Goldilocks today told me that few people in the U.S. know how to make an Italian moka coffee, and that I should write a post about it.
I was a little surprised at first, for Italians it’s just an ancestral knowledge that comes naturally over years of seeing parents making coffee many times a day, every day.
Making an Italian moka coffee is very simple and requires just few precautions: you have to use good water and good coffee mixture. Everything else is handled by the moka.
Clean your moka with just cold water once it’s cold. Don’t use soap by any means, it just ruins how moka makes coffee.
- Pour the lower part of the moka with cold, good quality water. The less calcium, the better. Don’t fill it up over the little valve.
- Insert the filter in the lower chamber and be sure no water comes up. The coffee powder must not get wet before the right time.
- Put enough coffe to fill up the filter, don’t press it. I usually make a little hill that gets naturally pressed when the upper part of the moka.
- Close the moka and tighten it firmly.

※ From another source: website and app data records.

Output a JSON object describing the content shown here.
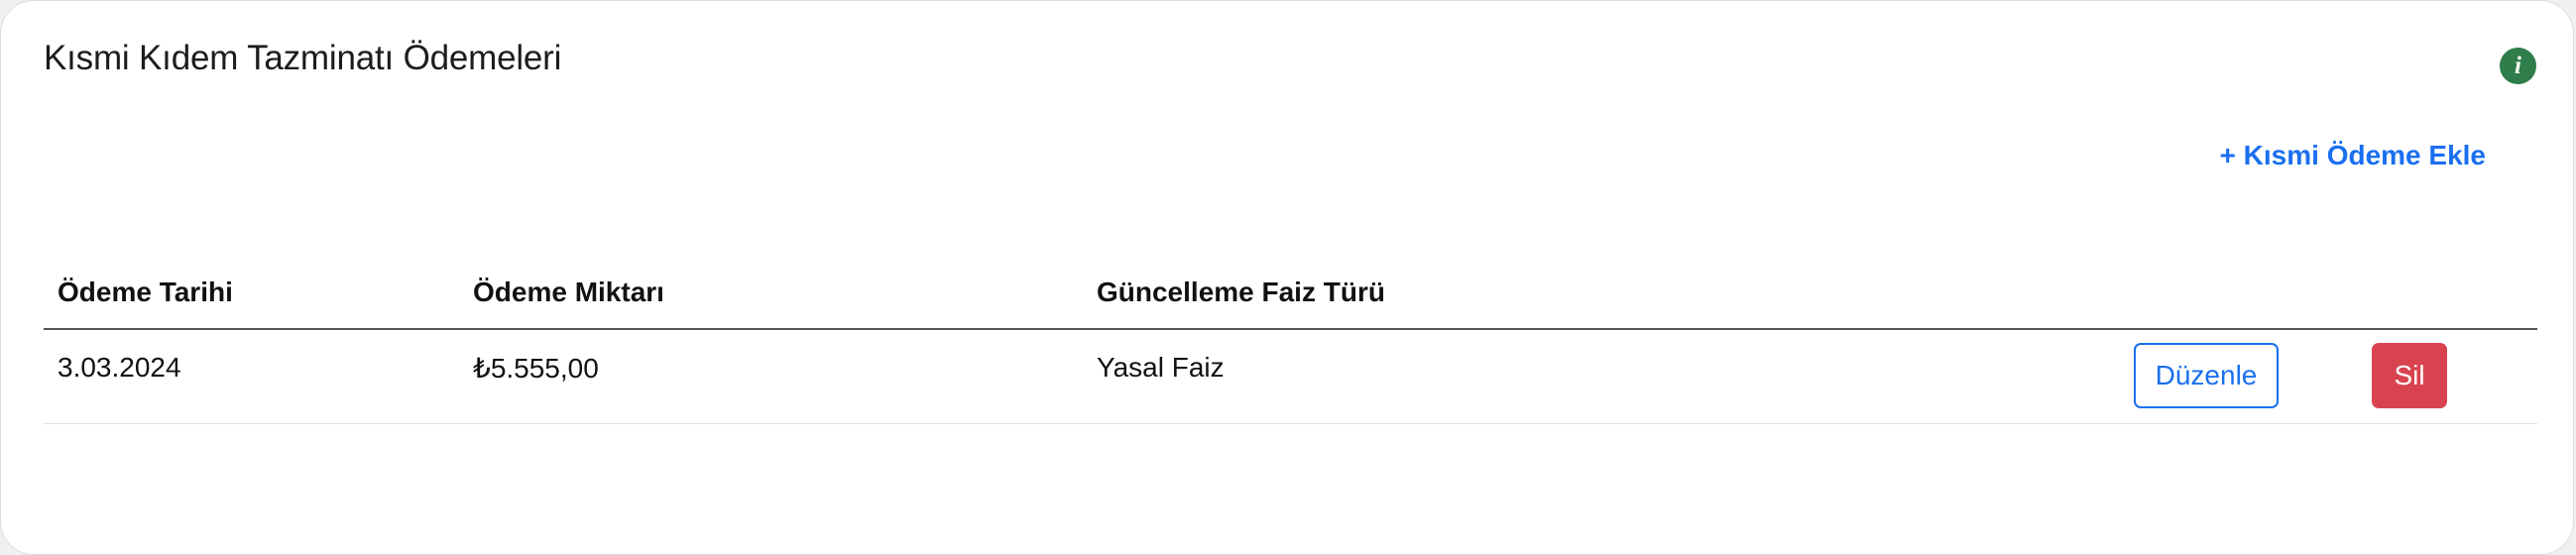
{
  "card": {
    "title": "Kısmi Kıdem Tazminatı Ödemeleri",
    "info_icon": "info-icon",
    "add_link_label": "+ Kısmi Ödeme Ekle"
  },
  "table": {
    "headers": [
      "Ödeme Tarihi",
      "Ödeme Miktarı",
      "Güncelleme Faiz Türü"
    ],
    "rows": [
      {
        "date": "3.03.2024",
        "amount": "₺5.555,00",
        "interest_type": "Yasal Faiz",
        "edit_label": "Düzenle",
        "delete_label": "Sil"
      }
    ]
  },
  "colors": {
    "accent": "#1a6ff0",
    "danger": "#d9434f",
    "info": "#2e7d4a"
  }
}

- Turn the stove on at very low temperature, and put the moka on it. It takes more time but the water will get the most from the coffee, and it won’t burn.
- Once the coffee begins coming up (the moment you hear gurgling), turn off the stove and move the moka on a colder place until it stops. It’s not bad if you leave some water in the lower chamber, it would just extract the less appealing part of the coffee.
- Serve hot and enjoy it.